"The eggs wound up in a shared refrigerator in the department's break room, with a note atop the carton that they were free to any takers," writes JLK. Another three dozen eggs have appeared since, JLK writes, all in cartons, all marked in the same way.

"The student has told her professors she simply has too many eggs and must give them away," writes JLK. The student's work is "top-notch," he writes, "so it doesn't appear she's trying to buy a better grade."

JLK wants to know what's so unethical about accepting a perishable gift such as farm-fresh eggs from a student who appears to have no ulterior motive.

There's nothing wrong with accepting perishable gifts if the policy is consistent and made clear to all students and faculty. There's a difference between accepting a carton of eggs and a truckload full of chickens, so if gifts, perishable or otherwise, are permitted, then it should be made clear what kinds of gifts are allowed and how much is permitted.

Setting such parameters can be a challenge. At some point, some might argue that it's just quibbling when it comes to deciding what value of gift is acceptable.

What's also challenging is to decide which students can give gifts and which can't. JLK seems to suggest that because the egg giver is an exemplary student, she stands to gain nothing from giving such gifts to her teachers. Does this mean that sub-par students should be forbidden from giving gifts because they stand to gain? That hardly seems right, nor enforceable, given how quickly some students can go from performing well to performing not so well in class.

A more consistent approach would simply be for teachers to not take gifts from students currently enrolled in their classes. Setting such a policy erases any doubts about whether or not a gift influenced a grade.

Ultimately, the right thing is for the faculty to be consistent and clear about whether gifts of any kind from students to teachers are acceptable.
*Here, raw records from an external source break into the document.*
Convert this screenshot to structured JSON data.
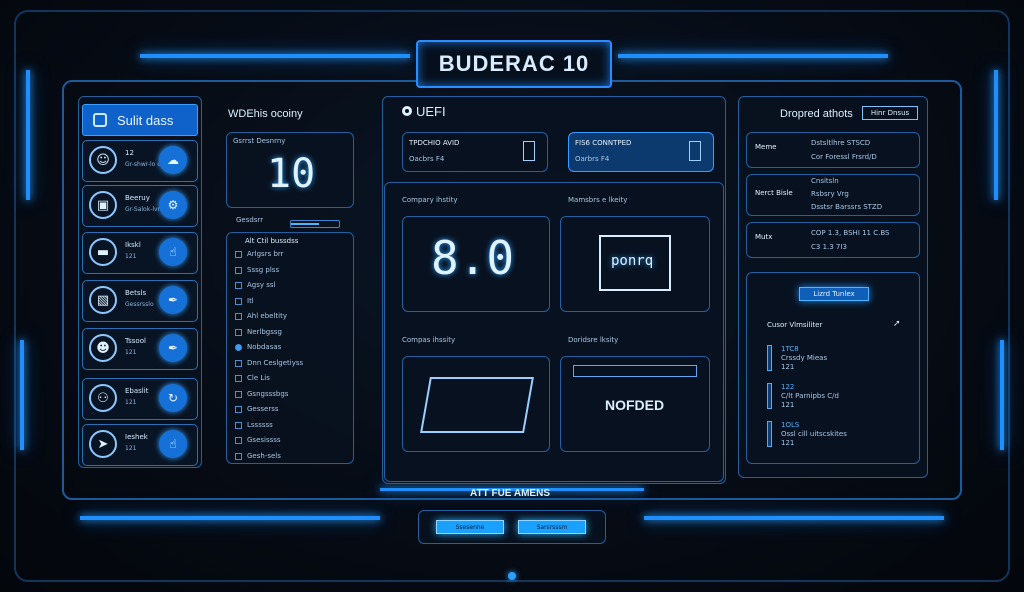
{
  "header": {
    "title": "BUDERAC 10"
  },
  "sidebar": {
    "title": "Sulit dass",
    "items": [
      {
        "label": "12",
        "sub": "Gr-shwr-lo ok"
      },
      {
        "label": "Beeruy",
        "sub": "Gr-Salok-lvre"
      },
      {
        "label": "Ikskl",
        "sub": "121"
      },
      {
        "label": "Betsls",
        "sub": "Gessrsslo"
      },
      {
        "label": "Tssool",
        "sub": "121"
      },
      {
        "label": "Ebaslit",
        "sub": "121"
      },
      {
        "label": "Ieshek",
        "sub": "121"
      }
    ]
  },
  "col2": {
    "title": "WDEhis ocoiny",
    "box_label": "Gsrrst Desnrny",
    "big_value": "10",
    "section_label": "Gesdsrr",
    "list_title": "Alt Ctil bussdss",
    "list": [
      {
        "text": "Arlgsrs brr",
        "on": false
      },
      {
        "text": "Sssg plss",
        "on": false
      },
      {
        "text": "Agsy ssl",
        "on": false
      },
      {
        "text": "Itl",
        "on": false
      },
      {
        "text": "Ahl ebeltity",
        "on": false
      },
      {
        "text": "Nerlbgssg",
        "on": false
      },
      {
        "text": "Nobdasas",
        "on": true
      },
      {
        "text": "Dnn Ceslgetiyss",
        "on": false
      },
      {
        "text": "Cle Lis",
        "on": false
      },
      {
        "text": "Gsngsssbgs",
        "on": false
      },
      {
        "text": "Gesserss",
        "on": false
      },
      {
        "text": "Lssssss",
        "on": false
      },
      {
        "text": "Gsesissss",
        "on": false
      },
      {
        "text": "Gesh-sels",
        "on": false
      }
    ]
  },
  "main": {
    "title": "UEFI",
    "card1": {
      "title": "TPDCHIO AVID",
      "sub": "Oacbrs F4"
    },
    "card2": {
      "title": "FIS6 CONNTPED",
      "sub": "Oarbrs F4"
    },
    "tiles": [
      {
        "label": "Compary ihstity",
        "value": "8.0"
      },
      {
        "label": "Mamsbrs e lkeity",
        "value": "ponrq"
      },
      {
        "label": "Compas ihssity",
        "value": ""
      },
      {
        "label": "Doridsre lksity",
        "value": "NOFDED"
      }
    ]
  },
  "right": {
    "title": "Dropred athots",
    "button": "Hinr Dnsus",
    "groups": [
      {
        "key": "Meme",
        "lines": [
          "Dstsltlhre STSCD",
          "Cor Foressl Frsrd/D"
        ]
      },
      {
        "key": "Nerct Bisle",
        "lines": [
          "Cnsitsln",
          "Rsbsry Vrg",
          "Dsstsr Barssrs STZD"
        ]
      },
      {
        "key": "Mutx",
        "lines": [
          "COP 1.3, BSHI 11 C.BS",
          "C3 1.3 7I3"
        ]
      }
    ],
    "legend": {
      "badge": "Lizrd Tunlex",
      "header": "Cusor Vlmsiliter",
      "items": [
        {
          "a": "1TC8",
          "b": "Crssdy Mieas",
          "c": "121"
        },
        {
          "a": "122",
          "b": "C/lt Parnipbs C/d",
          "c": "121"
        },
        {
          "a": "1OLS",
          "b": "Ossl cill uitscskites",
          "c": "121"
        }
      ]
    }
  },
  "footer": {
    "title": "ATT FUE AMENS",
    "btn1": "Ssesenne",
    "btn2": "Sarsrsssm"
  }
}
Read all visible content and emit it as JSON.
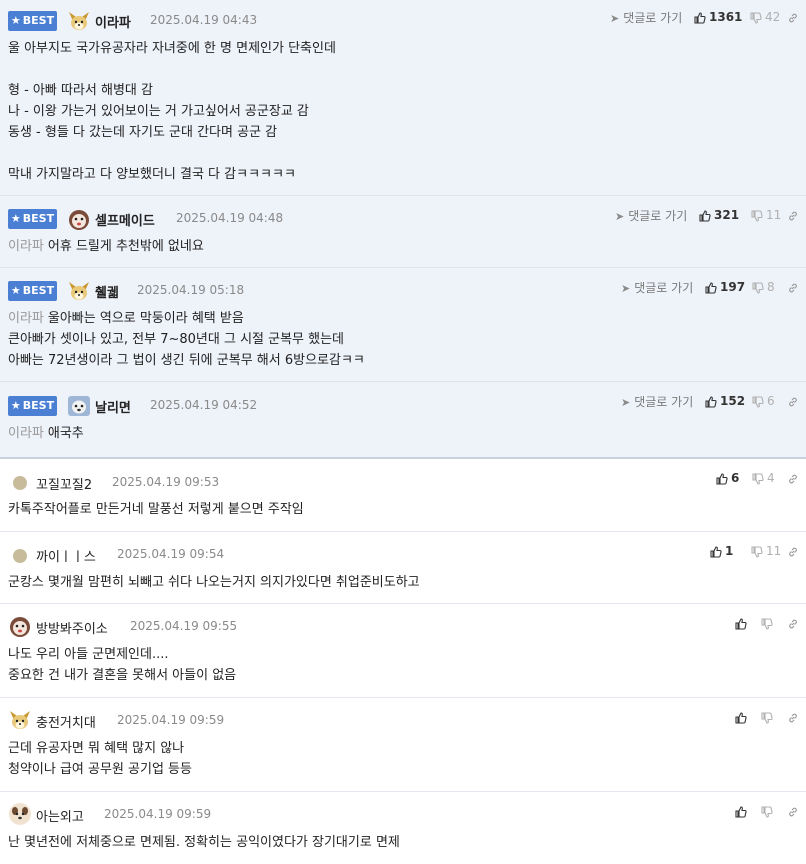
{
  "labels": {
    "best": "BEST",
    "goto_reply": "댓글로 가기"
  },
  "icons": {
    "best": "star-icon",
    "goto": "arrow-icon",
    "up": "thumbs-up-icon",
    "down": "thumbs-down-icon",
    "link": "link-icon"
  },
  "colors": {
    "best_badge": "#4a7fd4",
    "best_bg": "#eef2f9"
  },
  "best_comments": [
    {
      "nick": "이라파",
      "date": "2025.04.19 04:43",
      "up": "1361",
      "down": "42",
      "lines": [
        "울 아부지도 국가유공자라 자녀중에 한 명 면제인가 단축인데",
        "",
        "형 - 아빠 따라서 해병대 감",
        "나 - 이왕 가는거 있어보이는 거 가고싶어서 공군장교 감",
        "동생 - 형들 다 갔는데 자기도 군대 간다며 공군 감",
        "",
        "막내 가지말라고 다 양보했더니 결국 다 감ㅋㅋㅋㅋㅋ"
      ]
    },
    {
      "nick": "셀프메이드",
      "date": "2025.04.19 04:48",
      "up": "321",
      "down": "11",
      "reply_to": "이라파",
      "lines": [
        "어휴 드릴게 추천밖에 없네요"
      ]
    },
    {
      "nick": "췔궯",
      "date": "2025.04.19 05:18",
      "up": "197",
      "down": "8",
      "reply_to": "이라파",
      "lines": [
        "울아빠는 역으로 막둥이라 혜택 받음",
        "큰아빠가 셋이나 있고, 전부 7~80년대 그 시절 군복무 했는데",
        "아빠는 72년생이라 그 법이 생긴 뒤에 군복무 해서 6방으로감ㅋㅋ"
      ]
    },
    {
      "nick": "날리면",
      "date": "2025.04.19 04:52",
      "up": "152",
      "down": "6",
      "reply_to": "이라파",
      "lines": [
        "애국추"
      ]
    }
  ],
  "comments": [
    {
      "nick": "꼬질꼬질2",
      "date": "2025.04.19 09:53",
      "up": "6",
      "down": "4",
      "lines": [
        "카톡주작어플로 만든거네 말풍선 저렇게 붙으면 주작임"
      ]
    },
    {
      "nick": "까이ㅣㅣ스",
      "date": "2025.04.19 09:54",
      "up": "1",
      "down": "11",
      "lines": [
        "군캉스 몇개월 맘편히 뇌빼고 쉬다 나오는거지 의지가있다면 취업준비도하고"
      ]
    },
    {
      "nick": "방방봐주이소",
      "date": "2025.04.19 09:55",
      "up": "",
      "down": "",
      "lines": [
        "나도 우리 아들 군면제인데....",
        "중요한 건 내가 결혼을 못해서 아들이 없음"
      ]
    },
    {
      "nick": "충전거치대",
      "date": "2025.04.19 09:59",
      "up": "",
      "down": "",
      "lines": [
        "근데 유공자면 뭐 혜택 많지 않나",
        "청약이나 급여 공무원 공기업 등등"
      ]
    },
    {
      "nick": "아는외고",
      "date": "2025.04.19 09:59",
      "up": "",
      "down": "",
      "lines": [
        "난 몇년전에 저체중으로 면제됨. 정확히는 공익이였다가 장기대기로 면제"
      ]
    }
  ]
}
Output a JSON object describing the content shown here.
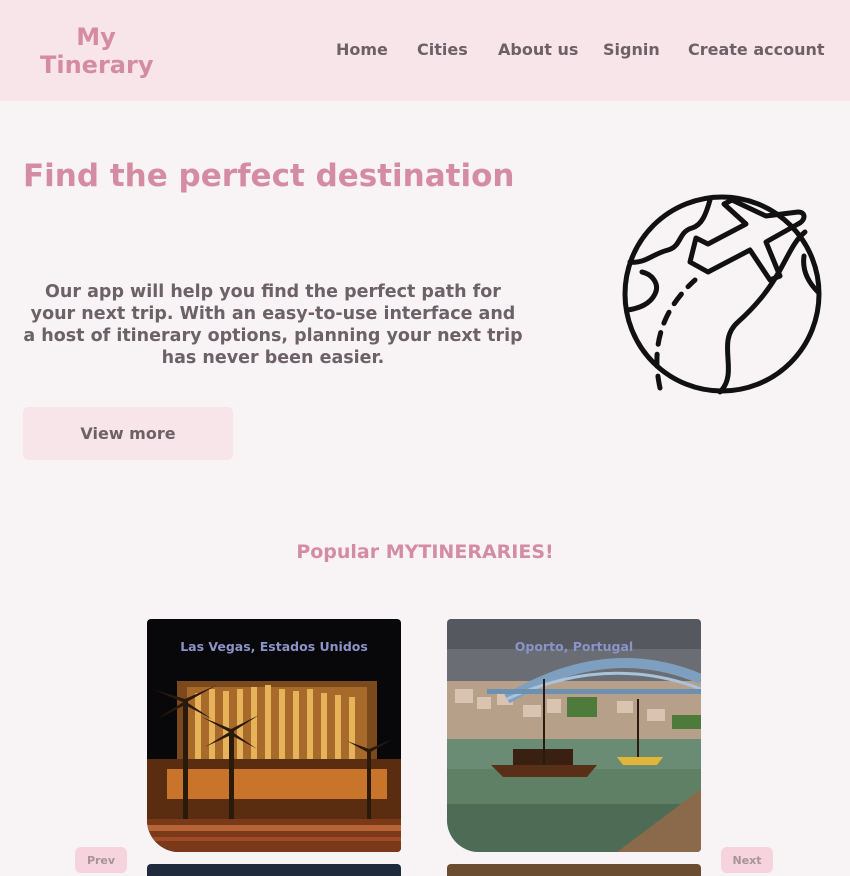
{
  "brand": {
    "line1": "My",
    "line2": "Tinerary"
  },
  "nav": {
    "home": "Home",
    "cities": "Cities",
    "about": "About us",
    "signin": "Signin",
    "create_account": "Create account"
  },
  "hero": {
    "title": "Find the perfect destination",
    "text": "Our app will help you find the perfect path for your next trip. With an easy-to-use interface and a host of itinerary options, planning your next trip has never been easier.",
    "button": "View more",
    "illustration": "globe-with-airplane-icon"
  },
  "popular": {
    "title": "Popular MYTINERARIES!",
    "cards": [
      {
        "title": "Las Vegas, Estados Unidos"
      },
      {
        "title": "Oporto, Portugal"
      }
    ],
    "prev": "Prev",
    "next": "Next"
  },
  "colors": {
    "accent": "#d48ca3",
    "header_bg": "#f8e5ea",
    "page_bg": "#f8f3f5",
    "text": "#6d6168"
  }
}
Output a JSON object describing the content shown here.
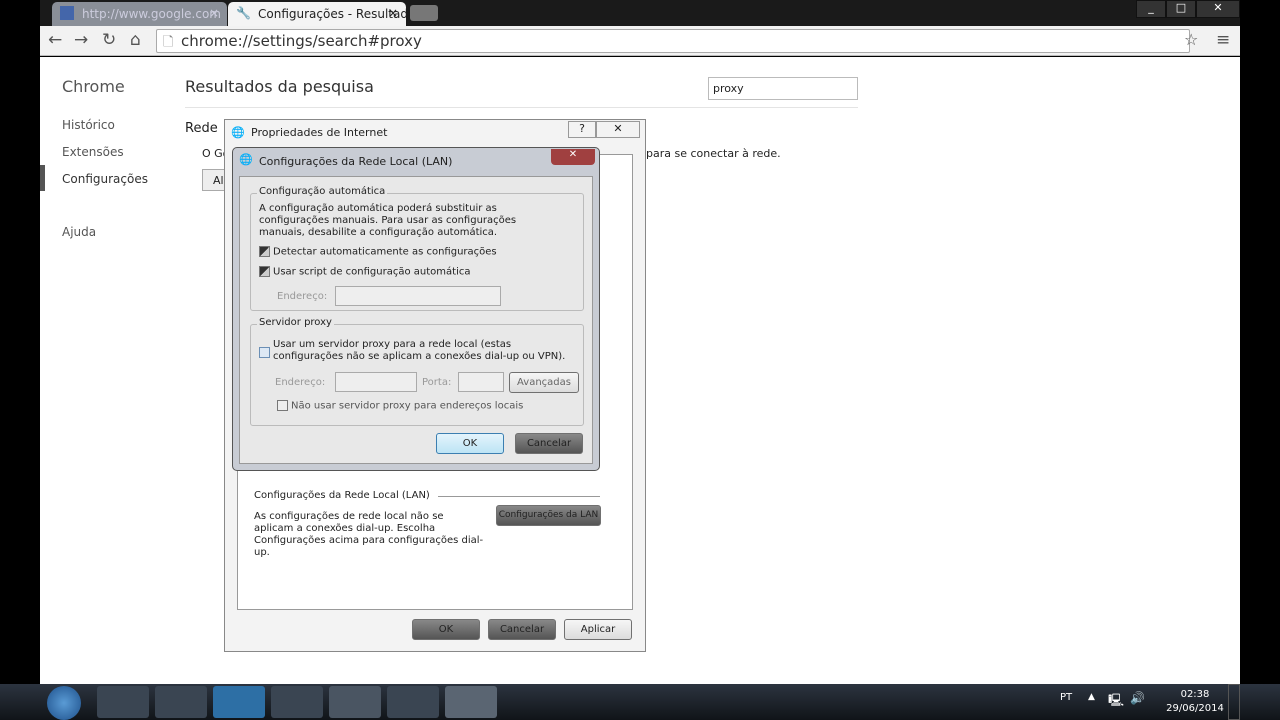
{
  "browser": {
    "tabs": [
      {
        "label": "http://www.google.com",
        "icon": "google-icon"
      },
      {
        "label": "Configurações - Resultado",
        "icon": "wrench-icon"
      }
    ],
    "url": "chrome://settings/search#proxy",
    "win_buttons": [
      "_",
      "□",
      "✕"
    ]
  },
  "settings": {
    "brand": "Chrome",
    "sidebar": [
      {
        "label": "Histórico"
      },
      {
        "label": "Extensões"
      },
      {
        "label": "Configurações",
        "selected": true
      },
      {
        "label": "Ajuda"
      }
    ],
    "title": "Resultados da pesquisa",
    "search_value": "proxy",
    "section": "Rede",
    "partial_text_left": "O Go",
    "partial_text_right": "para se conectar à rede.",
    "partial_button": "Al"
  },
  "inet_dialog": {
    "title": "Propriedades de Internet",
    "help": "?",
    "close": "✕",
    "lan_group": "Configurações da Rede Local (LAN)",
    "lan_text": "As configurações de rede local não se aplicam a conexões dial-up. Escolha Configurações acima para configurações dial-up.",
    "lan_button": "Configurações da LAN",
    "ok": "OK",
    "cancel": "Cancelar",
    "apply": "Aplicar"
  },
  "lan_dialog": {
    "title": "Configurações da Rede Local (LAN)",
    "close": "✕",
    "auto_group": "Configuração automática",
    "auto_text": "A configuração automática poderá substituir as configurações manuais. Para usar as configurações manuais, desabilite a configuração automática.",
    "detect_label": "Detectar automaticamente as configurações",
    "detect_checked": true,
    "script_label": "Usar script de configuração automática",
    "script_checked": true,
    "address_label": "Endereço:",
    "proxy_group": "Servidor proxy",
    "proxy_label": "Usar um servidor proxy para a rede local (estas configurações não se aplicam a conexões dial-up ou VPN).",
    "proxy_checked": false,
    "proxy_address_label": "Endereço:",
    "port_label": "Porta:",
    "advanced": "Avançadas",
    "bypass_label": "Não usar servidor proxy para endereços locais",
    "bypass_checked": false,
    "ok": "OK",
    "cancel": "Cancelar"
  },
  "taskbar": {
    "lang": "PT",
    "time": "02:38",
    "date": "29/06/2014",
    "apps": [
      "start",
      "explorer",
      "media",
      "skype",
      "firefox",
      "chrome",
      "game",
      "internet-options"
    ]
  }
}
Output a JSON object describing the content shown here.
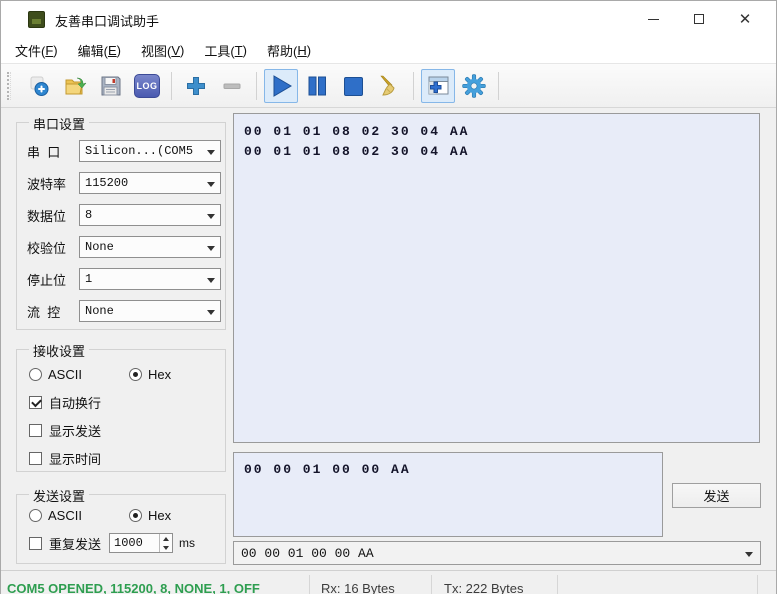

If the egg giver "simply has too many eggs," many of her fellow students might be willing to take them off her hands! 


Follow him on Twitter: @jseglin

Do you have ethical questions that you need answered? Send them to rightthing@comcast.net. 

(c) 2014 JEFFREY L. SEGLIN. Distributed by TRIBUNECONTENT AGENCY, LLC.


1 comment:

Anonymous said...

No gifts at all is the way to go. The perception of favoritism and the definition of what is appropriate will certainly always be there.
In a nursing home, an aide can (and will) be fired for accepting any gift from a resident. While most gifts are just "thanks", the perception or hint of something (theft, bribery or ??) cannot be overlooked.
The circumstances, "too many eggs" could be considered laughable by certain people.
Such a no gift policy should be in place in any areas or any job where a bribe is possible. Then there are no questions and everyone is protected.
Such can be touchy in some jobs where personal contact is normal. My company has a cash limit ($25) that a vendor can spend on an employee. So a lunch is OK but a new Mercedes is not.

Alan Owseichik
Greenfield, Ma.